London Road station and The Alban Way
Monkey Puzzle Day Nursery St Albans, is housed in the former Station House from the railway line that ran from St Albans to Hatfield.
Here you can see a photo of the grade II listed building taken in 1967.
London Road station first opened in October 1865 and closed to passengers in October 1951 with freight traffic ceasing in October 1964.
You can also download this PDF (620Kb) which shows the restoration of the station building in 1995.
A cycle and footpath have replaced the old tracks and are now named The Alban Way.
The Alban Way cycle map
The Alban Way – the green route from St Albans Abbey to Hatfield House
The Alban Way is a trail for cyclists and walkers along a former railway line. It is an important link in the local sustainable transport network and forms part of Route 61 of the Sustrans National Cycle Network.
The Alban Way has a smooth surface, suitable for all users, with lighting at the Hatfield end. It has many access points, most of which are ramped or level. It provides a route for leisure, commuting and safe routes to school.
The Alban Way is 6.5 miles long (about 40 minutes’ cycling). It runs between Cottonmill Lane in St Albans and Wrestlers Bridge in Hatfi eld, providing a safe link between these two historic towns, with access to many amenities and facilities.
For most of its length, the Alban Way runs along the former route of the Hatfield to St Albans branch line of the Great Northern Railway. Opened in 1865, the line was used for freight and passenger services until it was closed and dismantled in 1969.
History and archive photos of the London Road station building
The station was opened by the Hatfield and St Albans Railway on 16 October 1865. Although known as St. Albans for most of its life the station was renamed St. Albans London Road on 1st July 1950. Although passenger traffic was withdrawn on 1st October 1951 freight traffic continued until 5th October 1964.
The former line now forms 6½ miles long Alban Way, which opened in 1985 as part of National Cycle Route no. 61 between Hatfield and St. Albans. The route is owned by the City & District Council of St. Albans, managed by the Parks & Leisure Department, and Welwyn Hatfield Council. The route acts as a ‘wildlife corridor’ within two busy urban areas of Hertfordshire.

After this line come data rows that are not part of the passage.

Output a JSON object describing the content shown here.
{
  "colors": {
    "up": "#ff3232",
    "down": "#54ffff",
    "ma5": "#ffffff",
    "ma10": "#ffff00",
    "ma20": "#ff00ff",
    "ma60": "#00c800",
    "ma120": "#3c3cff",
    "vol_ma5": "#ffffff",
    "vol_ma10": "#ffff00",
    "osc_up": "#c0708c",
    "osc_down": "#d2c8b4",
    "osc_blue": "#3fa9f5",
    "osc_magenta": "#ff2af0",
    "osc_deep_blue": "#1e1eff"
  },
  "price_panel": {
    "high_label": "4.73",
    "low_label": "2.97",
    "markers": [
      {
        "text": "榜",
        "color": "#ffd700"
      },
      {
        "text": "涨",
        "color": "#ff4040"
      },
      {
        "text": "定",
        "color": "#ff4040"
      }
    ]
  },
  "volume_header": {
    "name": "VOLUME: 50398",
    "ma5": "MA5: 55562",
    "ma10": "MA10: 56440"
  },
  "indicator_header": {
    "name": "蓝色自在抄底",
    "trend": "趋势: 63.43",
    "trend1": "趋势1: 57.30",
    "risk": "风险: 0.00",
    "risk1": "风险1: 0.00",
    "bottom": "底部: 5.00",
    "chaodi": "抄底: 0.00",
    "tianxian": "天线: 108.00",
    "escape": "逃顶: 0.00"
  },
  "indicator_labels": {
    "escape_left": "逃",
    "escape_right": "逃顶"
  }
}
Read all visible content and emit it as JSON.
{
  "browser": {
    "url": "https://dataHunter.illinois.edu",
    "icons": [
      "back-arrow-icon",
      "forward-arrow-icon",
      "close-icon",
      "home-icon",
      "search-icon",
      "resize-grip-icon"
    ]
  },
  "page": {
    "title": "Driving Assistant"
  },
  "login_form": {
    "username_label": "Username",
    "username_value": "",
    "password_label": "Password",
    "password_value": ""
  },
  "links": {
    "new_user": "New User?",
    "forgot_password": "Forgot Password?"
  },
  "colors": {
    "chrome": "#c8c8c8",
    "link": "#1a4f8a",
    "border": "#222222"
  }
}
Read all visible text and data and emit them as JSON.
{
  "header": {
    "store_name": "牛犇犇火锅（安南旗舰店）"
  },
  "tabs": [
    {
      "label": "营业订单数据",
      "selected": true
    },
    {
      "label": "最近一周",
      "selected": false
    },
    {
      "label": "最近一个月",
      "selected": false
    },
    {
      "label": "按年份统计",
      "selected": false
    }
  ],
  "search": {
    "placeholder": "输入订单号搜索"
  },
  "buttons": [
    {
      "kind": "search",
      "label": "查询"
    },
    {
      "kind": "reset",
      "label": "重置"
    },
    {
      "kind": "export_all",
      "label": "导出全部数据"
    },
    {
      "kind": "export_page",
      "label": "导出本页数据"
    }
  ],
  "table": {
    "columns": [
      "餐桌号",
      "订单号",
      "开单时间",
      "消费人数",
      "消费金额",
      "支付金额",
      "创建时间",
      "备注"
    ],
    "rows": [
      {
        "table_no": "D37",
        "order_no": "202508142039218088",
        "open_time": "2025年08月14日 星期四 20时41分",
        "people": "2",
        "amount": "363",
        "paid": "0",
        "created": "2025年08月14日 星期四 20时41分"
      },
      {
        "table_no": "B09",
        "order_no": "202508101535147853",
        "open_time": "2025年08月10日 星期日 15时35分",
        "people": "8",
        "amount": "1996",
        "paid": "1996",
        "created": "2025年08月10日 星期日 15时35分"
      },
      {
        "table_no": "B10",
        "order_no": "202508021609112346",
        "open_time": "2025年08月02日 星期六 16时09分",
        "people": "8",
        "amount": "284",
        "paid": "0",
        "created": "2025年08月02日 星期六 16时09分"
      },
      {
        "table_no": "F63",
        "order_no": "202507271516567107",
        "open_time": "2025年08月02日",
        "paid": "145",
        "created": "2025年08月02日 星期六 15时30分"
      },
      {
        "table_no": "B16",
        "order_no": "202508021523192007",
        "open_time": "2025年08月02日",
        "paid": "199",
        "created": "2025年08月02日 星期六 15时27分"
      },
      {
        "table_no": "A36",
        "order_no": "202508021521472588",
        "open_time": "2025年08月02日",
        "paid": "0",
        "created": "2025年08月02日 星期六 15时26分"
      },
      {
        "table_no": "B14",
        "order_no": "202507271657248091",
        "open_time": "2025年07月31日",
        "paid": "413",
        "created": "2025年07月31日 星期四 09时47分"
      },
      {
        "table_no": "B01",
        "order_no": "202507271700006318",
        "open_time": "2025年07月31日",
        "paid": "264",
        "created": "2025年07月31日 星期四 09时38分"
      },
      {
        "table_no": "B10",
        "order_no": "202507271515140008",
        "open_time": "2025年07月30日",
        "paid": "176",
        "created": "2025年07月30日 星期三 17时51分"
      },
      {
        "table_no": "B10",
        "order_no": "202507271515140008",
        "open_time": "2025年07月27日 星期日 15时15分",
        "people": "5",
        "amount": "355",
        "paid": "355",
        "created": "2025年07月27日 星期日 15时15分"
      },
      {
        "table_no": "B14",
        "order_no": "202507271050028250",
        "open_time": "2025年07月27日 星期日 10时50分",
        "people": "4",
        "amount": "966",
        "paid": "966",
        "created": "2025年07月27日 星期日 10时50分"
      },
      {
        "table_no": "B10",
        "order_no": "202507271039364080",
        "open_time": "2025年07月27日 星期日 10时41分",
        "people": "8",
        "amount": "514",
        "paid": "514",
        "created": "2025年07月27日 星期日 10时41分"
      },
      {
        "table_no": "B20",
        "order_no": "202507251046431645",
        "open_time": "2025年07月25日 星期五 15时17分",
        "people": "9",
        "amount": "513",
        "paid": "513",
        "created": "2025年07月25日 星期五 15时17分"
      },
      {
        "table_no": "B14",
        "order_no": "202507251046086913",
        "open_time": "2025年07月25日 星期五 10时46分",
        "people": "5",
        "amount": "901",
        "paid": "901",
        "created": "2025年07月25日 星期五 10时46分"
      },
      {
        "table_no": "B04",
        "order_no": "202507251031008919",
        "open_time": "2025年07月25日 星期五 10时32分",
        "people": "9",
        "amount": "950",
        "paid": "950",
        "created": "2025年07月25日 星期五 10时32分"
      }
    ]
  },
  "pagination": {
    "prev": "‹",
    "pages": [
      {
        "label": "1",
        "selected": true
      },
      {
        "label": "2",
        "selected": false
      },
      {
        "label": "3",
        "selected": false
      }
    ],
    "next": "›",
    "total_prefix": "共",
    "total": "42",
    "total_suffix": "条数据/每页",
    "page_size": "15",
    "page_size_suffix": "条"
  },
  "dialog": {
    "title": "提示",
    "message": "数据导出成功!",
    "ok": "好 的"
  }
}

The station building itself has now been retained and restored and is a Monkey Puzzle Day Nursery and forms part of the Alban Way.